MWD is also implementing supply management strategies. Examples include resting District wells - not pumping - in order to preserve groundwater in storage and allow the basin to recharge while surface water supplies are flush, using water from Jameson Lake to make room for capturing additional runoff this coming winter, and storing surplus State Water Project water for use during future droughts.

Montecito residents play a huge role in protecting water resources through conservation practices. The positive relationship between the organization and its constituents continues to produce excellent, sustainable results in reducing water use. Through voluntary conservation, customers have kept usage at about 40% of pre-drought consumption—quite an accomplishment!  For those who admire our local flora, and like to garden, achieving water efficiency can also be fun!  Fall is a fabulous time to plant natives so they will get established over the winter and bloom next spring. It is also a great time of year to apply mulch, which can nourish plants and preserve moisture in the ground.

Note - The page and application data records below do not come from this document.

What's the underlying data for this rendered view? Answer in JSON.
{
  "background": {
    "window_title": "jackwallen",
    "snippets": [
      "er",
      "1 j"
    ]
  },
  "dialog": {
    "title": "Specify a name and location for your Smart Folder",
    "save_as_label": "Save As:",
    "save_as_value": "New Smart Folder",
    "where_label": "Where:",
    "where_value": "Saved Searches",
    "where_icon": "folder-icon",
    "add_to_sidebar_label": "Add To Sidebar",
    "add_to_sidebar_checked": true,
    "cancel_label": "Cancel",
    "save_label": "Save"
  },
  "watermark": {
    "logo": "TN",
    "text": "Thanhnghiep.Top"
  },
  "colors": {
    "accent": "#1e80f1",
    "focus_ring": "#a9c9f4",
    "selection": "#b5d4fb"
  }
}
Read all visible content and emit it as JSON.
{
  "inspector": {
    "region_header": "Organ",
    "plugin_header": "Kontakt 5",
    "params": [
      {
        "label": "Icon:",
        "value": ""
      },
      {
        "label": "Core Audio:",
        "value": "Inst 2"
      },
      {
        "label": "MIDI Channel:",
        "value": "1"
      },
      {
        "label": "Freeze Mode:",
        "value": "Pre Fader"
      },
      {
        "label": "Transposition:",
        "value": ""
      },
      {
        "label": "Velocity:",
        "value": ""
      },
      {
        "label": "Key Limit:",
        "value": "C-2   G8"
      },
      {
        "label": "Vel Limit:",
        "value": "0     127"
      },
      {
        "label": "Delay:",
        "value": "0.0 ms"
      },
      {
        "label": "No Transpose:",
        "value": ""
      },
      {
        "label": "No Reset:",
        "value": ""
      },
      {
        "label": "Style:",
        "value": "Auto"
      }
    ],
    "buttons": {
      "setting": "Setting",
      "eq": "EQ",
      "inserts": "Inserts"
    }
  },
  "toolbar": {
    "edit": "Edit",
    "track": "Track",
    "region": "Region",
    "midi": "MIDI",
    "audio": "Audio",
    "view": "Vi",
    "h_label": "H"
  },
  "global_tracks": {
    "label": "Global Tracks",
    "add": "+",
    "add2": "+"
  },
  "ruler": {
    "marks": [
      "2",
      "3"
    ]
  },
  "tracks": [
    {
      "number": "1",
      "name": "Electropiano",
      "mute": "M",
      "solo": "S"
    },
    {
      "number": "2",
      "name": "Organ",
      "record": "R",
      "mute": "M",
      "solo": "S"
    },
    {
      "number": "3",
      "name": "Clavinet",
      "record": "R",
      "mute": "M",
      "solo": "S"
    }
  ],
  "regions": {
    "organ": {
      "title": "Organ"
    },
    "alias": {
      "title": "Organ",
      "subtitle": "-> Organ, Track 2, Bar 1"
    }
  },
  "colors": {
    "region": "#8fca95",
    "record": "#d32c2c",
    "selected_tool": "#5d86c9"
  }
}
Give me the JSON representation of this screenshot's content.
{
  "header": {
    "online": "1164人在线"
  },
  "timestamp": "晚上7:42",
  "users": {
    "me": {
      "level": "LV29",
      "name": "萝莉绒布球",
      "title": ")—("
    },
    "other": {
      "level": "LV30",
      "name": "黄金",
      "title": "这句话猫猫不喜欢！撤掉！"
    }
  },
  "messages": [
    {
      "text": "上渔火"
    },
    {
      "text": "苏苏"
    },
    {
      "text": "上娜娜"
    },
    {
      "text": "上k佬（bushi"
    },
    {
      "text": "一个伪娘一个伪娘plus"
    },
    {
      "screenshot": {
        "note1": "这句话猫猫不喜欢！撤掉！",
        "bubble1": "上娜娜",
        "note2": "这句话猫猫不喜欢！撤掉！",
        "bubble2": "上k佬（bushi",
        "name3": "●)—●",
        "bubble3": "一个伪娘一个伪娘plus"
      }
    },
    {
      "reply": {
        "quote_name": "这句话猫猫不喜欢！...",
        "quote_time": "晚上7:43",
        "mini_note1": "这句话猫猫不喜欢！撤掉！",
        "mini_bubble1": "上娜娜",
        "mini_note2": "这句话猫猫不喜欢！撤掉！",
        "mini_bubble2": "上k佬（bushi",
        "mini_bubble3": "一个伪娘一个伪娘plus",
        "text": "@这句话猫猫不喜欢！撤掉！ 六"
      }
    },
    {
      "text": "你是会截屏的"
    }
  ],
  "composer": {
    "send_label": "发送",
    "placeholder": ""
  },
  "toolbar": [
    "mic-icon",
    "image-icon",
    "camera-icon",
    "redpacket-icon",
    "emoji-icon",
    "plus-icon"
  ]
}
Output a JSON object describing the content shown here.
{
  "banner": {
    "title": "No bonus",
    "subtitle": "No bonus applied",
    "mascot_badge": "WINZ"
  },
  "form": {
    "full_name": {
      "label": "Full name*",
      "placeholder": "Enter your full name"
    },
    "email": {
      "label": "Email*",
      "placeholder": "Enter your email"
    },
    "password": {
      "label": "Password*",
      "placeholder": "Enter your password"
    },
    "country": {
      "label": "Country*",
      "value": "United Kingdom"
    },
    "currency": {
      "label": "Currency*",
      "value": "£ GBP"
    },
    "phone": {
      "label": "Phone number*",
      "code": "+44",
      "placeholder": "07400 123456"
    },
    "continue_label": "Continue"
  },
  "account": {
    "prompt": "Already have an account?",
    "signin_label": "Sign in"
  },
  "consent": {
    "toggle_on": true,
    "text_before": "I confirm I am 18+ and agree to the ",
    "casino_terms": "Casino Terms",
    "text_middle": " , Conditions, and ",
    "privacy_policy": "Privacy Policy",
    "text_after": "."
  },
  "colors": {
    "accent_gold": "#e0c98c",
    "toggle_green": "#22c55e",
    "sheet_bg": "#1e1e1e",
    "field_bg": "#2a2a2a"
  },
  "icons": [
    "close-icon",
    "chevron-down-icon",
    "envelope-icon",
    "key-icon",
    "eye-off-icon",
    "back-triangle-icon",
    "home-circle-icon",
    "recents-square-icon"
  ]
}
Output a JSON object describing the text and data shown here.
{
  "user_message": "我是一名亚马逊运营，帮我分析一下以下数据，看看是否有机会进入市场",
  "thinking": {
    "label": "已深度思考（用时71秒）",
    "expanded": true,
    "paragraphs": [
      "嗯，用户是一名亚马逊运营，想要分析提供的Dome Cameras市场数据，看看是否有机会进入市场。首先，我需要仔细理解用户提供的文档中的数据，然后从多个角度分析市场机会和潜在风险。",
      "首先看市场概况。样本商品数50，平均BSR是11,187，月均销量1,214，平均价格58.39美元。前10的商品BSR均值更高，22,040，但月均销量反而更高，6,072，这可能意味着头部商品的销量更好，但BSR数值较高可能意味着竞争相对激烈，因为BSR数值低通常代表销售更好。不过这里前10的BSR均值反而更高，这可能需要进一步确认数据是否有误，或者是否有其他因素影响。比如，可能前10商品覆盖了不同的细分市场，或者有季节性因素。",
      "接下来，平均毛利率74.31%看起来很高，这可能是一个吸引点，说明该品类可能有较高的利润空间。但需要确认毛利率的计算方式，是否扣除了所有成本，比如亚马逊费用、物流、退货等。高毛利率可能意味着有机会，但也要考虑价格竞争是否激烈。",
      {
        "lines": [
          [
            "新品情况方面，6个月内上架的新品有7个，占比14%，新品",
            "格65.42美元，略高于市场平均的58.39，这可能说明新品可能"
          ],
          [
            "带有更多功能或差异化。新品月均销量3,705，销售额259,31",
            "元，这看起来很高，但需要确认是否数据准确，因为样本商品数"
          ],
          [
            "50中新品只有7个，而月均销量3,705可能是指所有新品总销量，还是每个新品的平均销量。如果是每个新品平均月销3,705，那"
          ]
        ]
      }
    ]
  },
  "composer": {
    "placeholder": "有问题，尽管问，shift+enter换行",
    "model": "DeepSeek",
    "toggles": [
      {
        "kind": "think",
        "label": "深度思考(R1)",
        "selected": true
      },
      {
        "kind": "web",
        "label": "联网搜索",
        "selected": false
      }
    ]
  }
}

The District, a public agency governed by an elected board, encourages public participation, emphasizes customer communications and provides responsive, high quality service. In fact, in 2019, Montecito Water District received the District Transparency Certificate of Excellence from the Special District Leadership Foundation (SDLF). Only about 6% of the more than 2,000 special districts in the state of California hold this award, which recognizes outstanding efforts to promote transparency and good governance.

Laura Camp, MWD Public Information Officer, states that, "To better serve customers, MWD recently began accepting credit cards and implemented a robust online bill pay system with autopay options. Rates have not increased since 2016. A rate study is underway and is expected to be available for Board and public review this winter. Goals of the new rate setting pro­cess include eliminating the current water shortage emergency surcharge, and budgeting for new water sources such as desali­nation and recycled water. MWD's enews letter goes out about once a month, and customers can subscribe on the website, by emailing, or by calling 805.969.2271. We encourage phone calls, because we understand everyone's questions are different!"

Water is essential to our quality of life here in Montecito and beyond. As residents, we can take pride in our water stewardship  and, together with the hard work of MWD, all of us can give thanks for our daily delivery of this precious resource.